James received his PhD in 2007 from University of Cambridge, under the supervision of Professor Ley then spent two years at Université de Montréal with Prof Charette. In 2009 he joined Imperial College London as a Ramsay Memorial Research Fellow and in 2011 was awarded an EPSRC Career Acceleration Fellowship.

My Fellowship

My research focuses on the development of new chemical methods for the synthesis of diverse molecular frameworks, which have the potential to be lead compounds in drug discovery. There is considerable interest in the pharmaceutical industry in the use of more 3-dimensional (less planar) compounds as starting points for medicinal chemists to develop new medicines. The efficient synthesis of these complex structures from simple, readily available starting materials is of fundamental interest and a synthetic challenge.

This fellowship aims to develop synthetic and catalytic methods to access novel 4-, 5- and 6-membered heterocycles, with defined 3D arrangements, which access new chemical space. Heterocycles, ring structures that contain at least one oxygen or nitrogen atom in the ring, are essential components of drug compounds. Chiral heterocycles in particular offer ideal properties for quality lead compounds, being small with desirable physical properties as well as having defined shapes, which is crucial to structural and binding interactions with biological systems.

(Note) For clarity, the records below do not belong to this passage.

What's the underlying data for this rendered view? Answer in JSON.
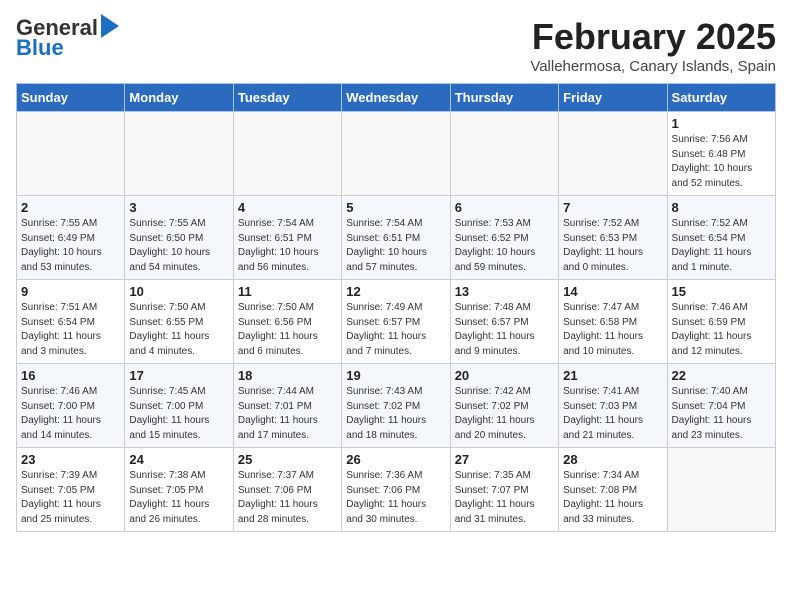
{
  "header": {
    "logo_general": "General",
    "logo_blue": "Blue",
    "month_title": "February 2025",
    "location": "Vallehermosa, Canary Islands, Spain"
  },
  "days_of_week": [
    "Sunday",
    "Monday",
    "Tuesday",
    "Wednesday",
    "Thursday",
    "Friday",
    "Saturday"
  ],
  "weeks": [
    [
      {
        "day": "",
        "info": ""
      },
      {
        "day": "",
        "info": ""
      },
      {
        "day": "",
        "info": ""
      },
      {
        "day": "",
        "info": ""
      },
      {
        "day": "",
        "info": ""
      },
      {
        "day": "",
        "info": ""
      },
      {
        "day": "1",
        "info": "Sunrise: 7:56 AM\nSunset: 6:48 PM\nDaylight: 10 hours\nand 52 minutes."
      }
    ],
    [
      {
        "day": "2",
        "info": "Sunrise: 7:55 AM\nSunset: 6:49 PM\nDaylight: 10 hours\nand 53 minutes."
      },
      {
        "day": "3",
        "info": "Sunrise: 7:55 AM\nSunset: 6:50 PM\nDaylight: 10 hours\nand 54 minutes."
      },
      {
        "day": "4",
        "info": "Sunrise: 7:54 AM\nSunset: 6:51 PM\nDaylight: 10 hours\nand 56 minutes."
      },
      {
        "day": "5",
        "info": "Sunrise: 7:54 AM\nSunset: 6:51 PM\nDaylight: 10 hours\nand 57 minutes."
      },
      {
        "day": "6",
        "info": "Sunrise: 7:53 AM\nSunset: 6:52 PM\nDaylight: 10 hours\nand 59 minutes."
      },
      {
        "day": "7",
        "info": "Sunrise: 7:52 AM\nSunset: 6:53 PM\nDaylight: 11 hours\nand 0 minutes."
      },
      {
        "day": "8",
        "info": "Sunrise: 7:52 AM\nSunset: 6:54 PM\nDaylight: 11 hours\nand 1 minute."
      }
    ],
    [
      {
        "day": "9",
        "info": "Sunrise: 7:51 AM\nSunset: 6:54 PM\nDaylight: 11 hours\nand 3 minutes."
      },
      {
        "day": "10",
        "info": "Sunrise: 7:50 AM\nSunset: 6:55 PM\nDaylight: 11 hours\nand 4 minutes."
      },
      {
        "day": "11",
        "info": "Sunrise: 7:50 AM\nSunset: 6:56 PM\nDaylight: 11 hours\nand 6 minutes."
      },
      {
        "day": "12",
        "info": "Sunrise: 7:49 AM\nSunset: 6:57 PM\nDaylight: 11 hours\nand 7 minutes."
      },
      {
        "day": "13",
        "info": "Sunrise: 7:48 AM\nSunset: 6:57 PM\nDaylight: 11 hours\nand 9 minutes."
      },
      {
        "day": "14",
        "info": "Sunrise: 7:47 AM\nSunset: 6:58 PM\nDaylight: 11 hours\nand 10 minutes."
      },
      {
        "day": "15",
        "info": "Sunrise: 7:46 AM\nSunset: 6:59 PM\nDaylight: 11 hours\nand 12 minutes."
      }
    ],
    [
      {
        "day": "16",
        "info": "Sunrise: 7:46 AM\nSunset: 7:00 PM\nDaylight: 11 hours\nand 14 minutes."
      },
      {
        "day": "17",
        "info": "Sunrise: 7:45 AM\nSunset: 7:00 PM\nDaylight: 11 hours\nand 15 minutes."
      },
      {
        "day": "18",
        "info": "Sunrise: 7:44 AM\nSunset: 7:01 PM\nDaylight: 11 hours\nand 17 minutes."
      },
      {
        "day": "19",
        "info": "Sunrise: 7:43 AM\nSunset: 7:02 PM\nDaylight: 11 hours\nand 18 minutes."
      },
      {
        "day": "20",
        "info": "Sunrise: 7:42 AM\nSunset: 7:02 PM\nDaylight: 11 hours\nand 20 minutes."
      },
      {
        "day": "21",
        "info": "Sunrise: 7:41 AM\nSunset: 7:03 PM\nDaylight: 11 hours\nand 21 minutes."
      },
      {
        "day": "22",
        "info": "Sunrise: 7:40 AM\nSunset: 7:04 PM\nDaylight: 11 hours\nand 23 minutes."
      }
    ],
    [
      {
        "day": "23",
        "info": "Sunrise: 7:39 AM\nSunset: 7:05 PM\nDaylight: 11 hours\nand 25 minutes."
      },
      {
        "day": "24",
        "info": "Sunrise: 7:38 AM\nSunset: 7:05 PM\nDaylight: 11 hours\nand 26 minutes."
      },
      {
        "day": "25",
        "info": "Sunrise: 7:37 AM\nSunset: 7:06 PM\nDaylight: 11 hours\nand 28 minutes."
      },
      {
        "day": "26",
        "info": "Sunrise: 7:36 AM\nSunset: 7:06 PM\nDaylight: 11 hours\nand 30 minutes."
      },
      {
        "day": "27",
        "info": "Sunrise: 7:35 AM\nSunset: 7:07 PM\nDaylight: 11 hours\nand 31 minutes."
      },
      {
        "day": "28",
        "info": "Sunrise: 7:34 AM\nSunset: 7:08 PM\nDaylight: 11 hours\nand 33 minutes."
      },
      {
        "day": "",
        "info": ""
      }
    ]
  ]
}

Our approach is to develop novel chiral heterocycles likely to be of use in medicinal chemistry and designed to allow functionalisation of the intact ring to efficiently furnish a much wider range of derivatives. Our research is driven by interest in fundamental reactivity and novel structural types, as well as their application in medicinal chemistry. Notably we have developed a new approach to the synthesis of oxetane derivatives (4-membered rings containing oxygen), and prepared collections of novel oxetane containing fragments that show ideal properties for screening in drug discovery.

Career benefits of Fellowship

This Fellowship allowed me to establish an independent research group, and so was crucial to the development of my career. It has been a platform from which to tackle both the proposed research and also provided the status to develop a much wider range of research interests and collaborations around the central topic.